↓↓↓

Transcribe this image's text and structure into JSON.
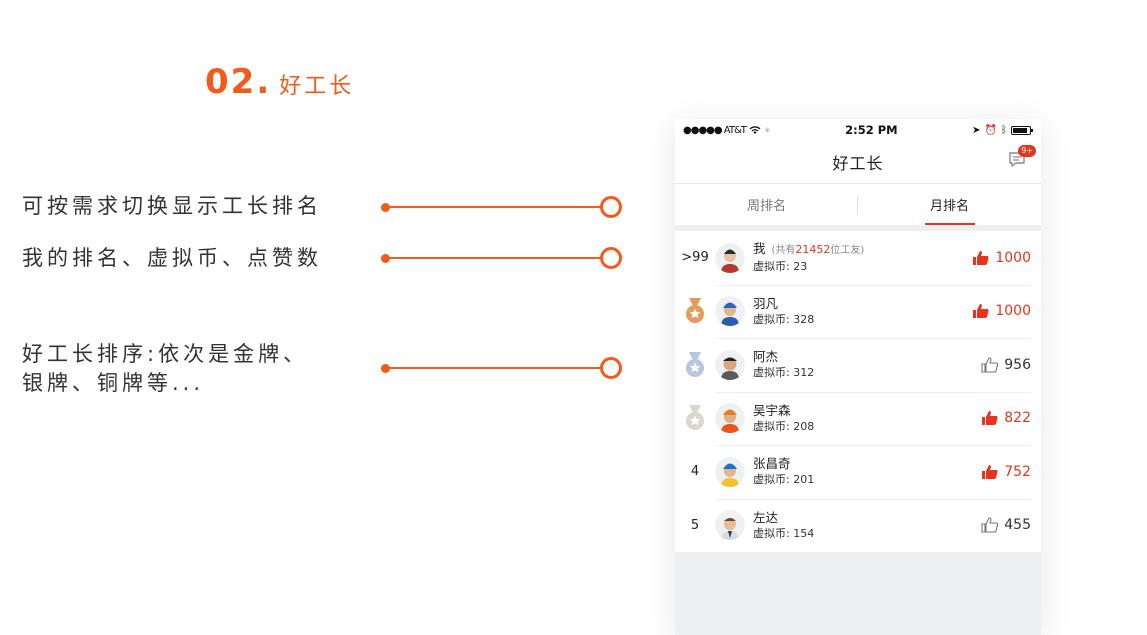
{
  "heading": {
    "number": "02.",
    "title": "好工长"
  },
  "callouts": [
    "可按需求切换显示工长排名",
    "我的排名、虚拟币、点赞数",
    "好工长排序:依次是金牌、",
    "银牌、铜牌等..."
  ],
  "colors": {
    "accent": "#f35a1b",
    "like_active": "#e8341c",
    "gold": "#e69a5c",
    "silver": "#b7c6dd",
    "bronze": "#d8d8cc"
  },
  "status_bar": {
    "carrier": "●●●●● AT&T",
    "time": "2:52 PM"
  },
  "nav": {
    "title": "好工长",
    "badge": "9+"
  },
  "tabs": [
    {
      "label": "周排名",
      "active": false
    },
    {
      "label": "月排名",
      "active": true
    }
  ],
  "coins_label": "虚拟币:",
  "me": {
    "rank": ">99",
    "name": "我",
    "sub_prefix": "(共有",
    "total": "21452",
    "sub_suffix": "位工友)",
    "coins": "23",
    "likes": "1000",
    "liked": true
  },
  "rows": [
    {
      "medal": "gold",
      "name": "羽凡",
      "coins": "328",
      "likes": "1000",
      "liked": true
    },
    {
      "medal": "silver",
      "name": "阿杰",
      "coins": "312",
      "likes": "956",
      "liked": false
    },
    {
      "medal": "bronze",
      "name": "吴宇森",
      "coins": "208",
      "likes": "822",
      "liked": true
    },
    {
      "rank": "4",
      "name": "张昌奇",
      "coins": "201",
      "likes": "752",
      "liked": true
    },
    {
      "rank": "5",
      "name": "左达",
      "coins": "154",
      "likes": "455",
      "liked": false
    }
  ]
}
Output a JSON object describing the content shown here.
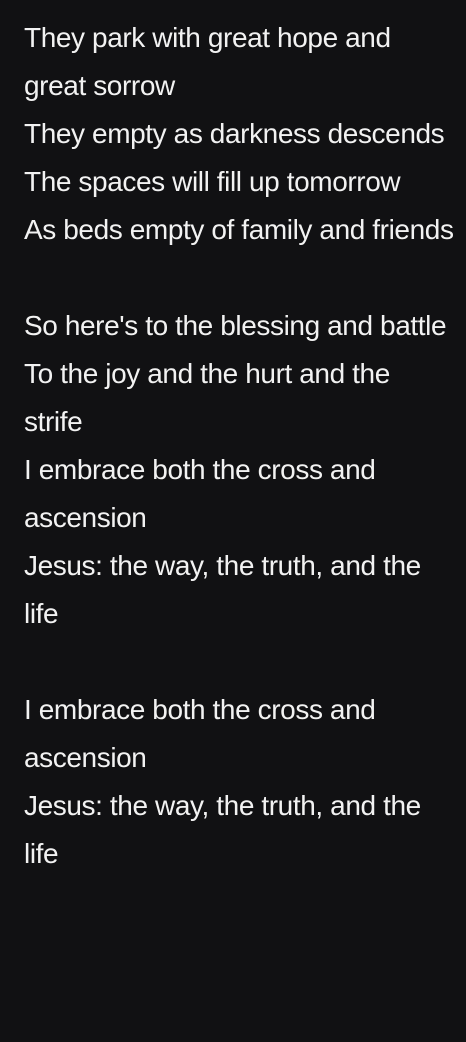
{
  "poem": {
    "stanzas": [
      {
        "lines": [
          "They park with great hope and great sorrow",
          "They empty as darkness descends",
          "The spaces will fill up tomorrow",
          "As beds empty of family and friends"
        ]
      },
      {
        "lines": [
          "So here's to the blessing and battle",
          "To the joy and the hurt and the strife",
          "I embrace both the cross and ascension",
          "Jesus: the way, the truth, and the life"
        ]
      },
      {
        "lines": [
          "I embrace both the cross and ascension",
          "Jesus: the way, the truth, and the life"
        ]
      }
    ]
  },
  "colors": {
    "background": "#111113",
    "text": "#f2f2f2"
  }
}
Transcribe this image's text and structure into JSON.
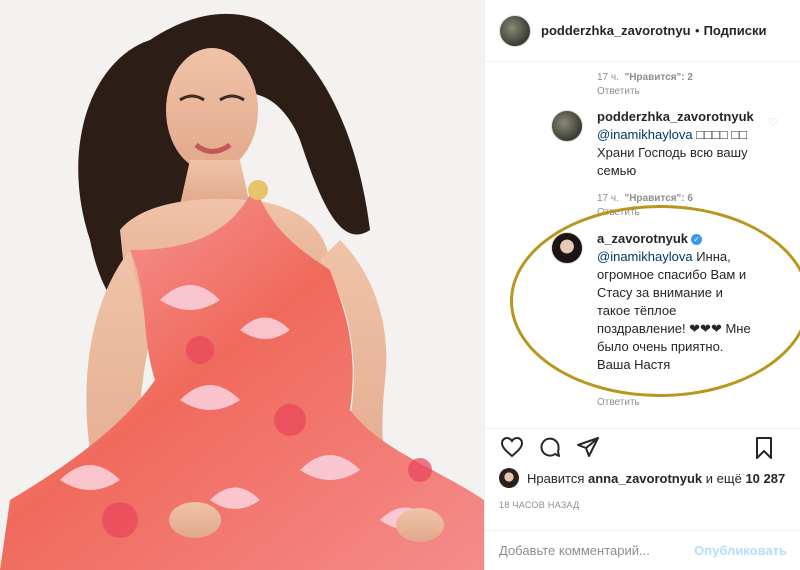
{
  "header": {
    "username": "podderzhka_zavorotnyuk",
    "separator": "•",
    "follow_label": "Подписки"
  },
  "comments": [
    {
      "type": "meta",
      "time": "17 ч.",
      "likes": "\"Нравится\": 2"
    },
    {
      "type": "comment",
      "user": "podderzhka_zavorotnyuk",
      "mention": "@inamikhaylova",
      "text": "□□□□ □□ Храни Господь всю вашу семью",
      "time": "17 ч.",
      "likes": "\"Нравится\": 6",
      "reply": "Ответить"
    },
    {
      "type": "comment",
      "user": "a_zavorotnyuk",
      "verified": true,
      "mention": "@inamikhaylova",
      "text": "Инна, огромное спасибо Вам и Стасу за внимание и такое тёплое поздравление! ❤❤❤ Мне было очень приятно. Ваша Настя",
      "reply": "Ответить"
    }
  ],
  "first_reply": "Ответить",
  "actions": {
    "like_icon": "heart-icon",
    "comment_icon": "comment-icon",
    "share_icon": "share-icon",
    "save_icon": "bookmark-icon"
  },
  "likes_line": {
    "prefix": "Нравится",
    "username": "anna_zavorotnyuk",
    "middle": "и ещё",
    "count": "10 287"
  },
  "time_ago": "18 ЧАСОВ НАЗАД",
  "add_comment": {
    "placeholder": "Добавьте комментарий...",
    "post_label": "Опубликовать"
  },
  "colors": {
    "ring": "#b8961f",
    "mention": "#00376b",
    "verified": "#3897f0",
    "post_disabled": "#b2dffc"
  }
}
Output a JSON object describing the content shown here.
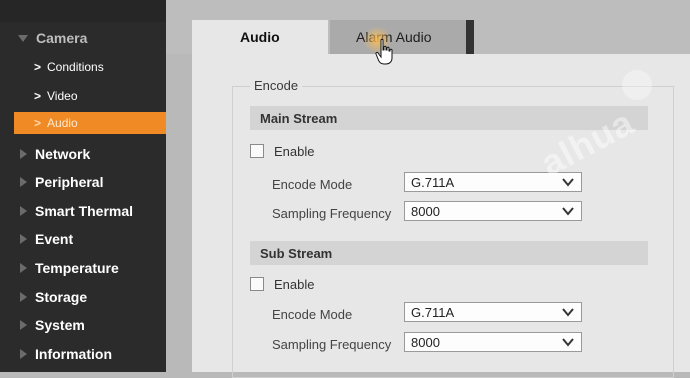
{
  "sidebar": {
    "camera_label": "Camera",
    "camera_children": [
      {
        "label": "Conditions"
      },
      {
        "label": "Video"
      },
      {
        "label": "Audio"
      }
    ],
    "items": [
      {
        "label": "Network"
      },
      {
        "label": "Peripheral"
      },
      {
        "label": "Smart Thermal"
      },
      {
        "label": "Event"
      },
      {
        "label": "Temperature"
      },
      {
        "label": "Storage"
      },
      {
        "label": "System"
      },
      {
        "label": "Information"
      }
    ]
  },
  "tabs": {
    "audio": "Audio",
    "alarm_audio": "Alarm Audio"
  },
  "encode": {
    "legend": "Encode",
    "main_stream": {
      "title": "Main Stream",
      "enable_label": "Enable",
      "encode_mode_label": "Encode Mode",
      "encode_mode_value": "G.711A",
      "sampling_label": "Sampling Frequency",
      "sampling_value": "8000"
    },
    "sub_stream": {
      "title": "Sub Stream",
      "enable_label": "Enable",
      "encode_mode_label": "Encode Mode",
      "encode_mode_value": "G.711A",
      "sampling_label": "Sampling Frequency",
      "sampling_value": "8000"
    }
  },
  "watermark": "alhua",
  "colors": {
    "sidebar_bg": "#2b2b2b",
    "active_item": "#f08a24",
    "panel_bg": "#e7e7e7",
    "tab_inactive": "#aaaaaa"
  }
}
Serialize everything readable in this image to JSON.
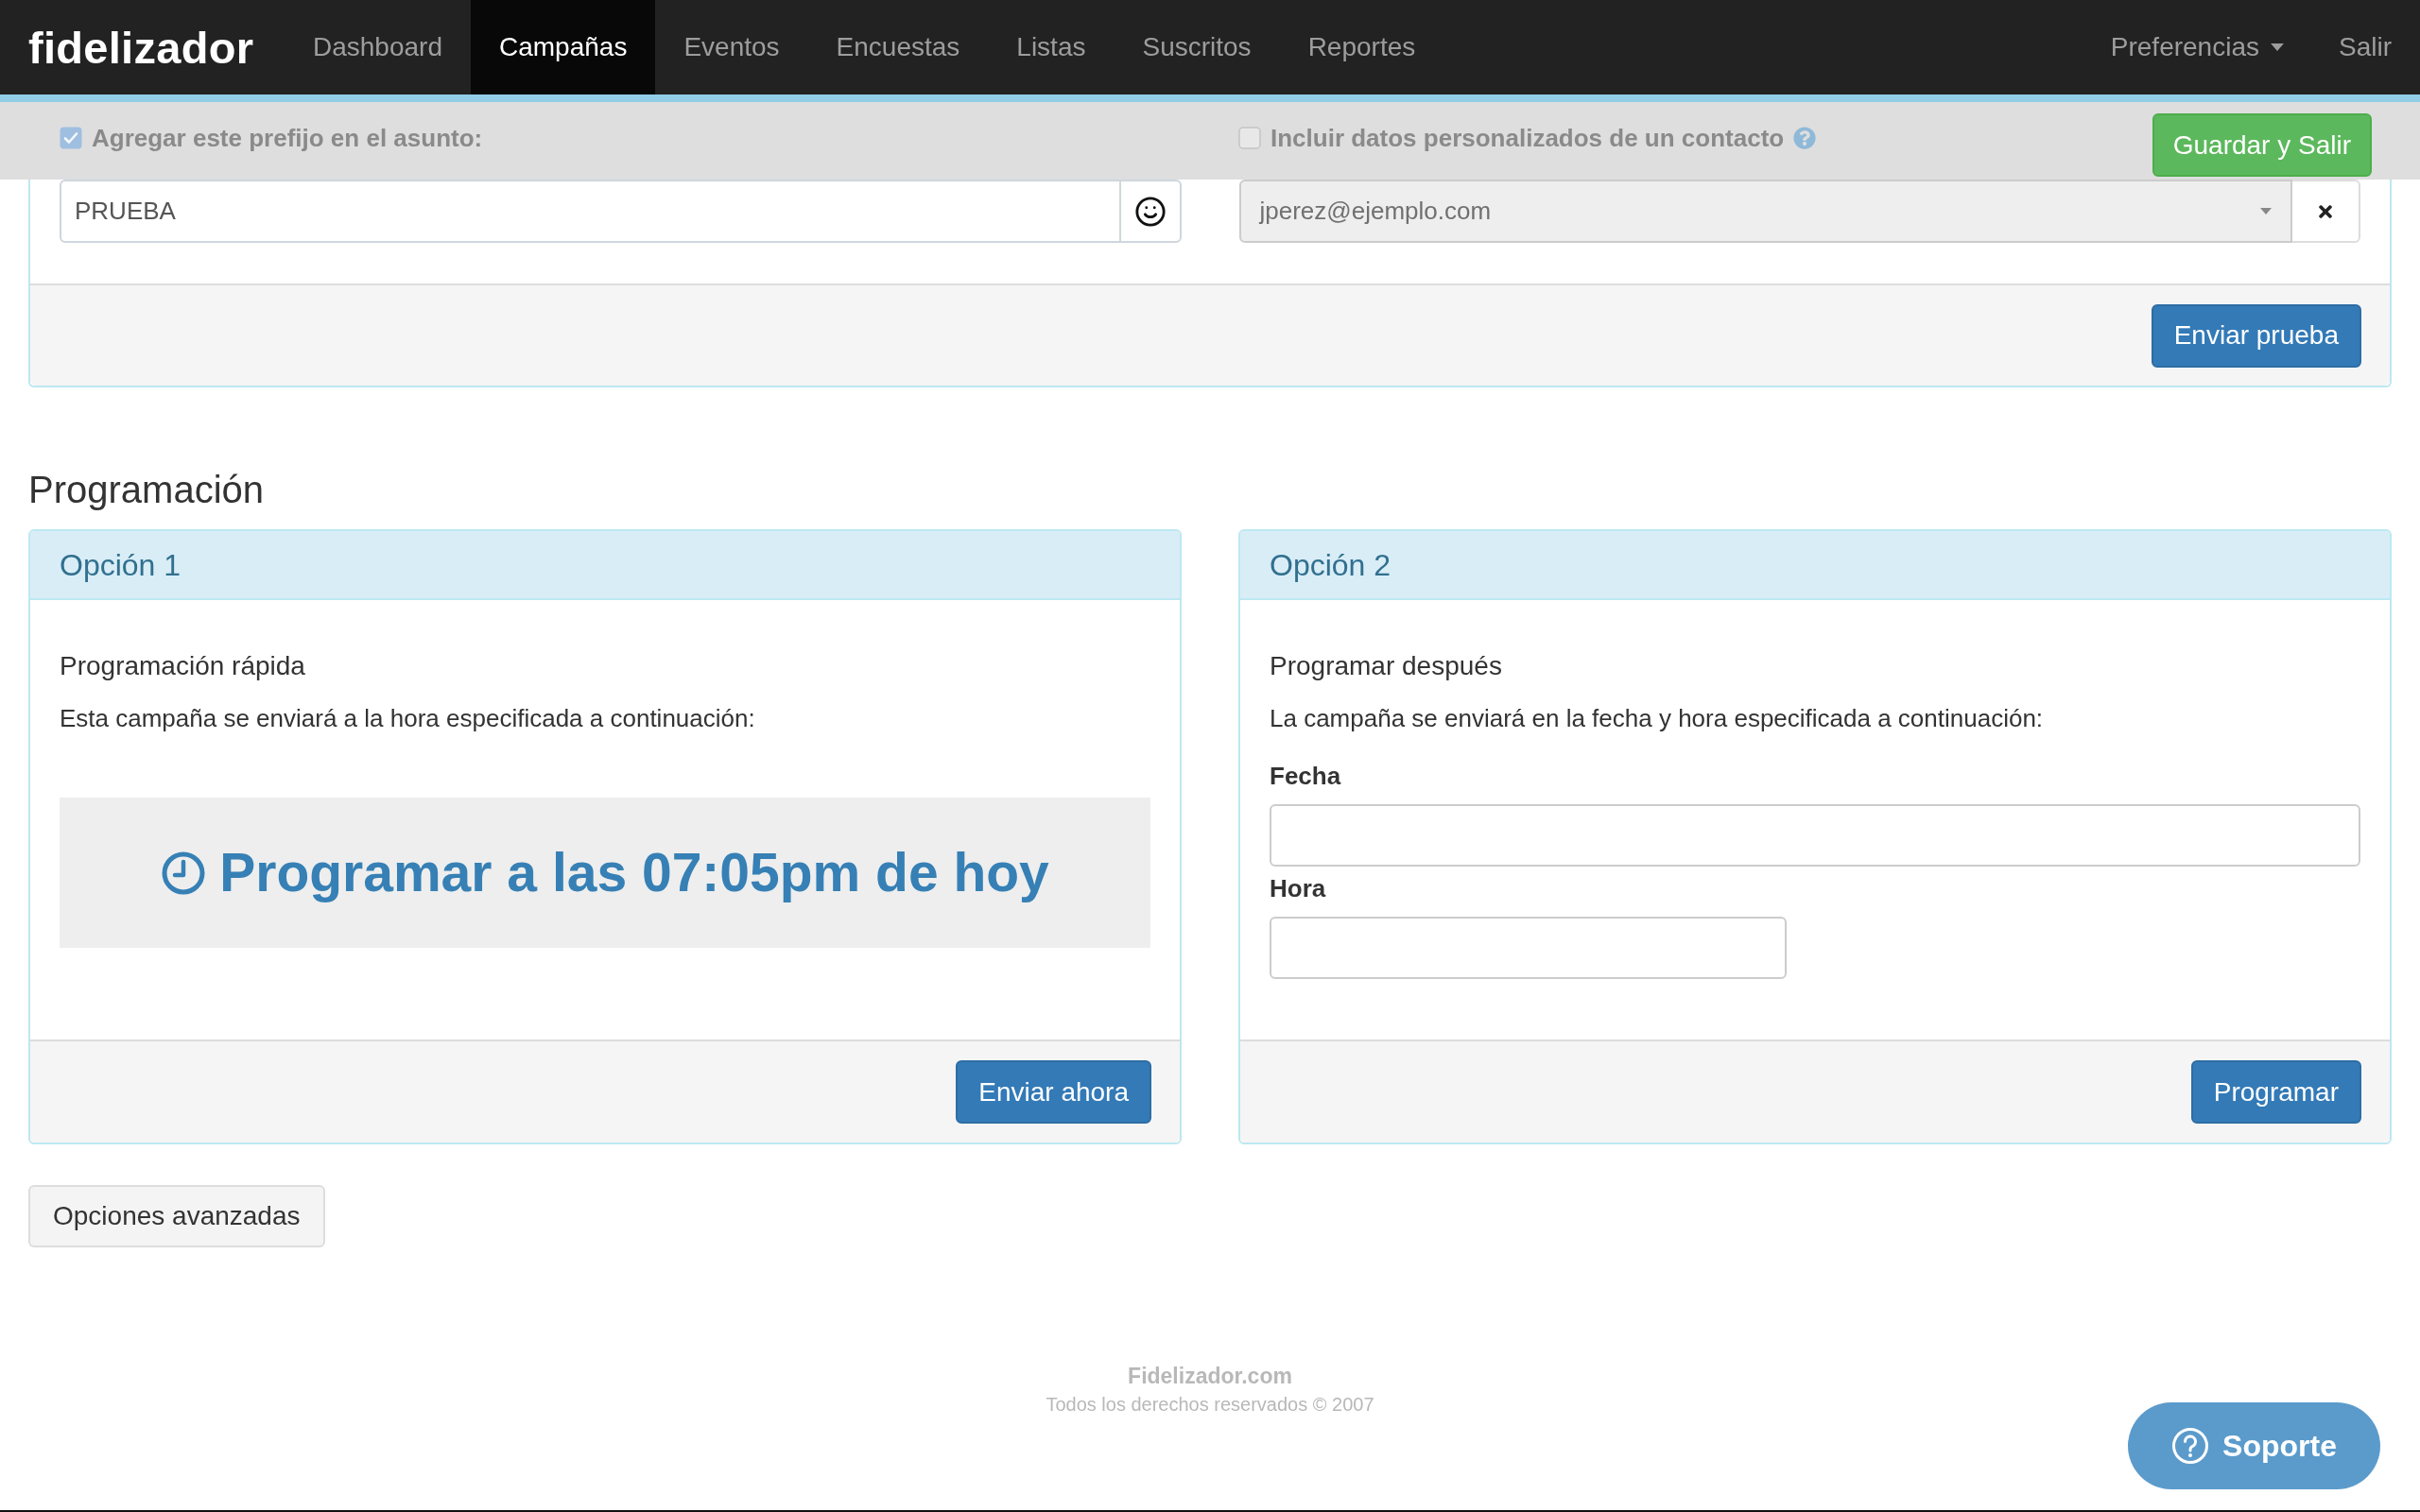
{
  "navbar": {
    "logo": "fidelizador",
    "items": [
      {
        "label": "Dashboard",
        "selected": false
      },
      {
        "label": "Campañas",
        "selected": true
      },
      {
        "label": "Eventos",
        "selected": false
      },
      {
        "label": "Encuestas",
        "selected": false
      },
      {
        "label": "Listas",
        "selected": false
      },
      {
        "label": "Suscritos",
        "selected": false
      },
      {
        "label": "Reportes",
        "selected": false
      }
    ],
    "right_items": [
      {
        "label": "Preferencias",
        "kind": "dropdown"
      },
      {
        "label": "Salir",
        "kind": "link"
      }
    ]
  },
  "toolbar": {
    "button": "Guardar y Salir"
  },
  "test_panel": {
    "prefix": {
      "label": "Agregar este prefijo en el asunto:",
      "checked": true,
      "value": "PRUEBA"
    },
    "contact": {
      "label": "Incluir datos personalizados de un contacto",
      "checked": false,
      "value": "jperez@ejemplo.com"
    },
    "button": "Enviar prueba"
  },
  "scheduling": {
    "title": "Programación",
    "options": [
      {
        "kind": "quick",
        "header": "Opción 1",
        "title": "Programación rápida",
        "description": "Esta campaña se enviará a la hora especificada a continuación:",
        "schedule_text": "Programar a las 07:05pm de hoy",
        "button": "Enviar ahora"
      },
      {
        "kind": "later",
        "header": "Opción 2",
        "title": "Programar después",
        "description": "La campaña se enviará en la fecha y hora especificada a continuación:",
        "fields": [
          {
            "label": "Fecha"
          },
          {
            "label": "Hora"
          }
        ],
        "button": "Programar"
      }
    ],
    "advanced_button": "Opciones avanzadas"
  },
  "footer": {
    "site": "Fidelizador.com",
    "copyright": "Todos los derechos reservados © 2007"
  },
  "support_button": "Soporte"
}
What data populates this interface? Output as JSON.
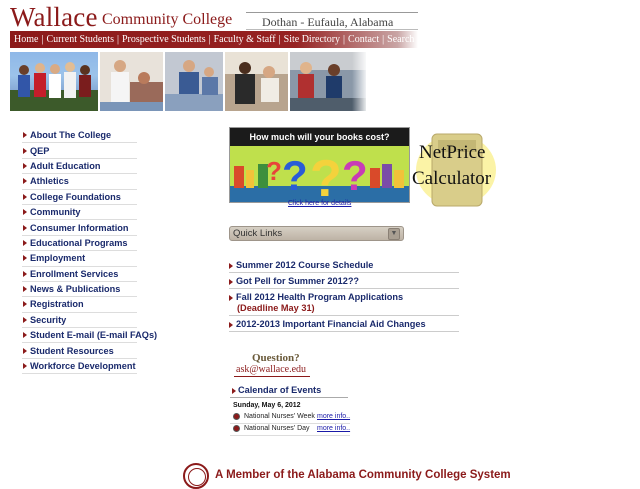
{
  "header": {
    "logo_wallace": "Wallace",
    "logo_cc": "Community College",
    "location": "Dothan - Eufaula, Alabama"
  },
  "nav": [
    {
      "label": "Home",
      "name": "nav-home"
    },
    {
      "label": "Current Students",
      "name": "nav-current-students"
    },
    {
      "label": "Prospective Students",
      "name": "nav-prospective-students"
    },
    {
      "label": "Faculty & Staff",
      "name": "nav-faculty-staff"
    },
    {
      "label": "Site Directory",
      "name": "nav-site-directory"
    },
    {
      "label": "Contact",
      "name": "nav-contact"
    },
    {
      "label": "Search",
      "name": "nav-search"
    }
  ],
  "sidebar": {
    "items": [
      {
        "label": "About The College"
      },
      {
        "label": "QEP"
      },
      {
        "label": "Adult Education"
      },
      {
        "label": "Athletics"
      },
      {
        "label": "College Foundations"
      },
      {
        "label": "Community"
      },
      {
        "label": "Consumer Information"
      },
      {
        "label": "Educational Programs"
      },
      {
        "label": "Employment"
      },
      {
        "label": "Enrollment Services"
      },
      {
        "label": "News & Publications"
      },
      {
        "label": "Registration"
      },
      {
        "label": "Security"
      },
      {
        "label": "Student E-mail (E-mail FAQs)"
      },
      {
        "label": "Student Resources"
      },
      {
        "label": "Workforce Development"
      }
    ]
  },
  "books_banner": {
    "title": "How much will your books cost?",
    "details_link": "Click here for details"
  },
  "net_price": {
    "line1": "NetPrice",
    "line2": "Calculator"
  },
  "quick_links": {
    "label": "Quick Links",
    "caret": "▼"
  },
  "news": [
    {
      "title": "Summer 2012 Course Schedule",
      "sub": ""
    },
    {
      "title": "Got Pell for Summer 2012??",
      "sub": ""
    },
    {
      "title": "Fall 2012 Health Program Applications",
      "sub": "(Deadline May 31)"
    },
    {
      "title": "2012-2013 Important Financial Aid Changes",
      "sub": ""
    }
  ],
  "question": {
    "line1": "Question?",
    "line2": "ask@wallace.edu"
  },
  "calendar": {
    "title": "Calendar of Events",
    "date": "Sunday, May 6, 2012",
    "events": [
      {
        "name": "National Nurses' Week",
        "more": "more info.."
      },
      {
        "name": "National Nurses' Day",
        "more": "more info.."
      }
    ]
  },
  "footer": {
    "text": "A Member of the Alabama Community College System"
  },
  "colors": {
    "brand": "#8b1a1a",
    "link": "#1a2a6c"
  }
}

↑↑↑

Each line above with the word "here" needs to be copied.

Output a JSON object describing the content shown here.
          "So here's to the blessing and battle",
Output a JSON object describing the content shown here.
    "details_link": "Click here for details"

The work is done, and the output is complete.